[Dataset rows for apps and sites]
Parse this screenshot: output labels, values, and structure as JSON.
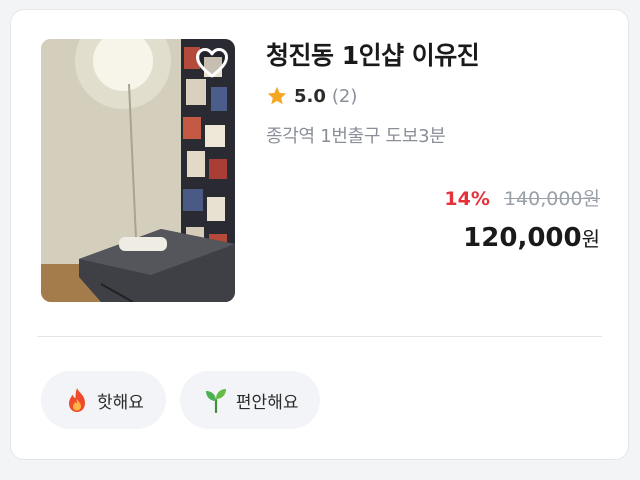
{
  "listing": {
    "title": "청진동 1인샵 이유진",
    "rating": "5.0",
    "review_count": "(2)",
    "location": "종각역 1번출구 도보3분",
    "discount": "14%",
    "original_price": "140,000원",
    "final_price": "120,000",
    "currency": "원",
    "favorite_icon": "heart-outline-icon"
  },
  "tags": [
    {
      "label": "핫해요",
      "icon": "fire-icon"
    },
    {
      "label": "편안해요",
      "icon": "sprout-icon"
    }
  ],
  "colors": {
    "discount": "#e6303a",
    "star": "#f5a623",
    "muted_text": "#8a8f98",
    "tag_bg": "#f2f4f7"
  }
}
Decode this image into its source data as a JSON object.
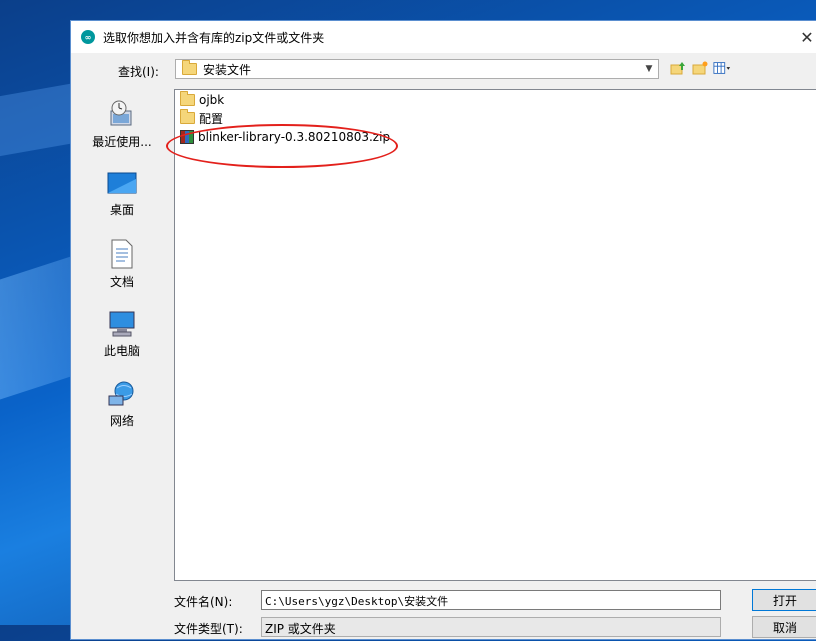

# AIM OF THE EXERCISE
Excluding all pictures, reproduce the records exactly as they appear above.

# THE ANSWER
Parse this screenshot: output labels, values, and structure as JSON.
{
  "listing": {
    "title": "청진동 1인샵 이유진",
    "rating": "5.0",
    "review_count": "(2)",
    "location": "종각역 1번출구 도보3분",
    "discount": "14%",
    "original_price": "140,000원",
    "final_price": "120,000",
    "currency": "원",
    "favorite_icon": "heart-outline-icon"
  },
  "tags": [
    {
      "label": "핫해요",
      "icon": "fire-icon"
    },
    {
      "label": "편안해요",
      "icon": "sprout-icon"
    }
  ],
  "colors": {
    "discount": "#e6303a",
    "star": "#f5a623",
    "muted_text": "#8a8f98",
    "tag_bg": "#f2f4f7"
  }
}
Decode this image into its source data as a JSON object.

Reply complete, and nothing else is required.